--- START ---

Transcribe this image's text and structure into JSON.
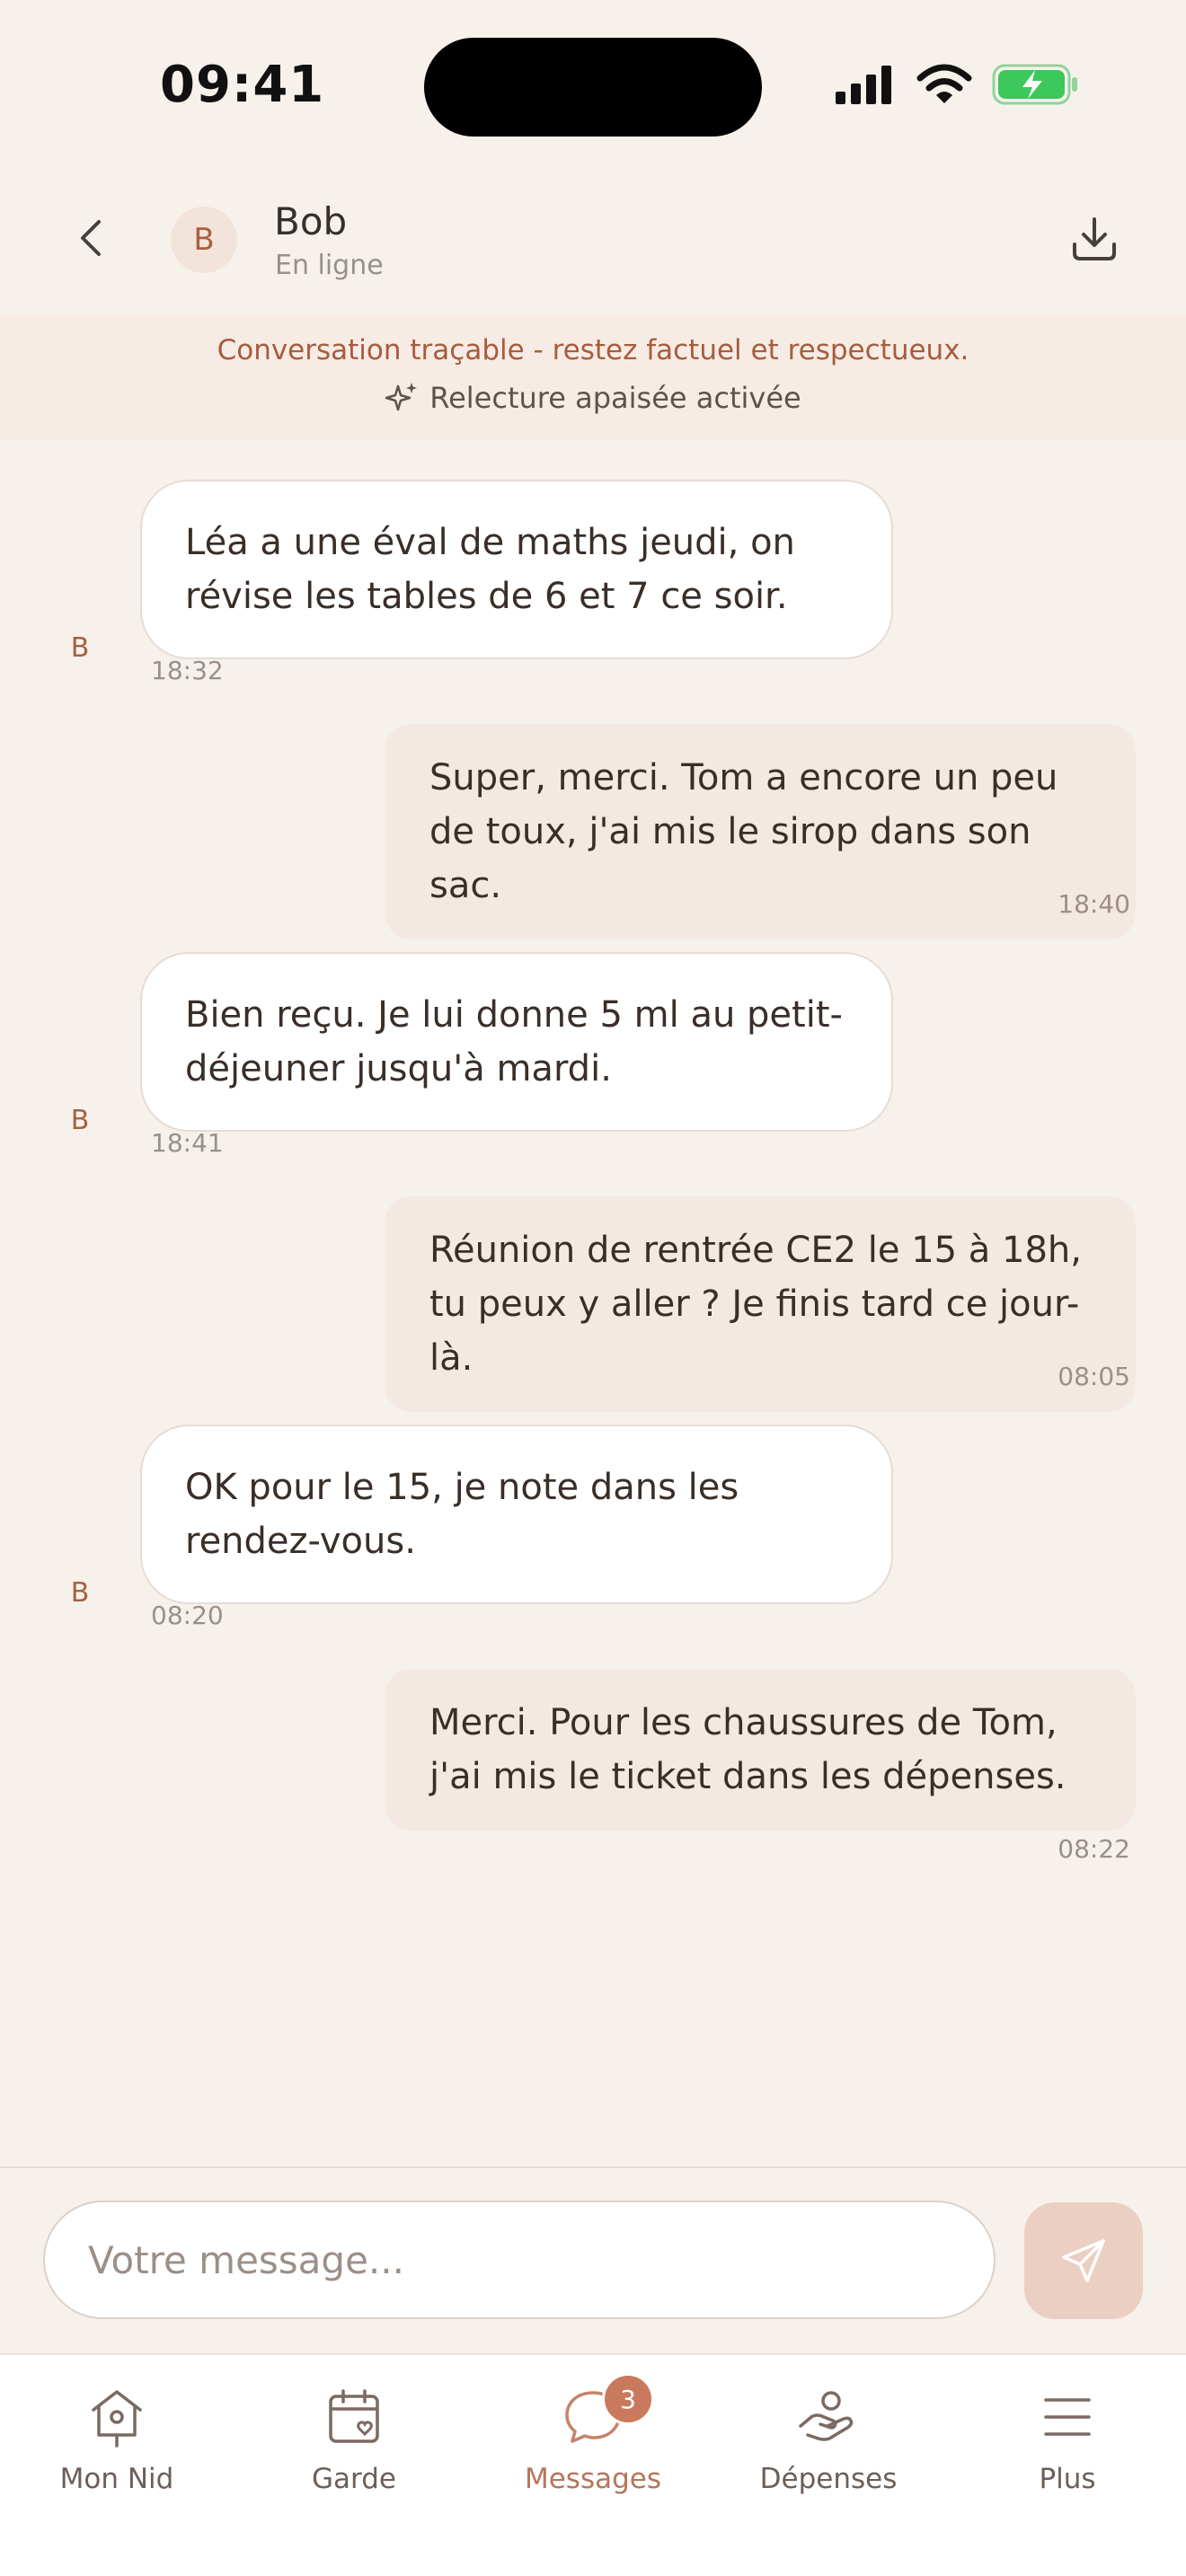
{
  "status_bar": {
    "time": "09:41"
  },
  "header": {
    "avatar_initial": "B",
    "name": "Bob",
    "status": "En ligne"
  },
  "notice": {
    "text": "Conversation traçable - restez factuel et respectueux.",
    "sub": "Relecture apaisée activée"
  },
  "messages": [
    {
      "dir": "in",
      "avatar": "B",
      "text": "Léa a une éval de maths jeudi, on révise les tables de 6 et 7 ce soir.",
      "time": "18:32"
    },
    {
      "dir": "out",
      "text": "Super, merci. Tom a encore un peu de toux, j'ai mis le sirop dans son sac.",
      "time": "18:40"
    },
    {
      "dir": "in",
      "avatar": "B",
      "text": "Bien reçu. Je lui donne 5 ml au petit-déjeuner jusqu'à mardi.",
      "time": "18:41"
    },
    {
      "dir": "out",
      "text": "Réunion de rentrée CE2 le 15 à 18h, tu peux y aller ? Je finis tard ce jour-là.",
      "time": "08:05"
    },
    {
      "dir": "in",
      "avatar": "B",
      "text": "OK pour le 15, je note dans les rendez-vous.",
      "time": "08:20"
    },
    {
      "dir": "out",
      "text": "Merci. Pour les chaussures de Tom, j'ai mis le ticket dans les dépenses.",
      "time": "08:22"
    }
  ],
  "composer": {
    "placeholder": "Votre message..."
  },
  "tabs": [
    {
      "label": "Mon Nid"
    },
    {
      "label": "Garde"
    },
    {
      "label": "Messages",
      "badge": "3"
    },
    {
      "label": "Dépenses"
    },
    {
      "label": "Plus"
    }
  ],
  "colors": {
    "background": "#F7F1EC",
    "accent": "#B5755A",
    "notice": "#A85C3C",
    "badge": "#C97A5C"
  }
}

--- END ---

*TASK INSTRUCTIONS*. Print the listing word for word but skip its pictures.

*EXERCISE OUTPUT*.
Transcribe this image's text and structure into JSON.
{
  "status_bar": {
    "time": "09:41"
  },
  "header": {
    "avatar_initial": "B",
    "name": "Bob",
    "status": "En ligne"
  },
  "notice": {
    "text": "Conversation traçable - restez factuel et respectueux.",
    "sub": "Relecture apaisée activée"
  },
  "messages": [
    {
      "dir": "in",
      "avatar": "B",
      "text": "Léa a une éval de maths jeudi, on révise les tables de 6 et 7 ce soir.",
      "time": "18:32"
    },
    {
      "dir": "out",
      "text": "Super, merci. Tom a encore un peu de toux, j'ai mis le sirop dans son sac.",
      "time": "18:40"
    },
    {
      "dir": "in",
      "avatar": "B",
      "text": "Bien reçu. Je lui donne 5 ml au petit-déjeuner jusqu'à mardi.",
      "time": "18:41"
    },
    {
      "dir": "out",
      "text": "Réunion de rentrée CE2 le 15 à 18h, tu peux y aller ? Je finis tard ce jour-là.",
      "time": "08:05"
    },
    {
      "dir": "in",
      "avatar": "B",
      "text": "OK pour le 15, je note dans les rendez-vous.",
      "time": "08:20"
    },
    {
      "dir": "out",
      "text": "Merci. Pour les chaussures de Tom, j'ai mis le ticket dans les dépenses.",
      "time": "08:22"
    }
  ],
  "composer": {
    "placeholder": "Votre message..."
  },
  "tabs": [
    {
      "label": "Mon Nid"
    },
    {
      "label": "Garde"
    },
    {
      "label": "Messages",
      "badge": "3"
    },
    {
      "label": "Dépenses"
    },
    {
      "label": "Plus"
    }
  ],
  "colors": {
    "background": "#F7F1EC",
    "accent": "#B5755A",
    "notice": "#A85C3C",
    "badge": "#C97A5C"
  }
}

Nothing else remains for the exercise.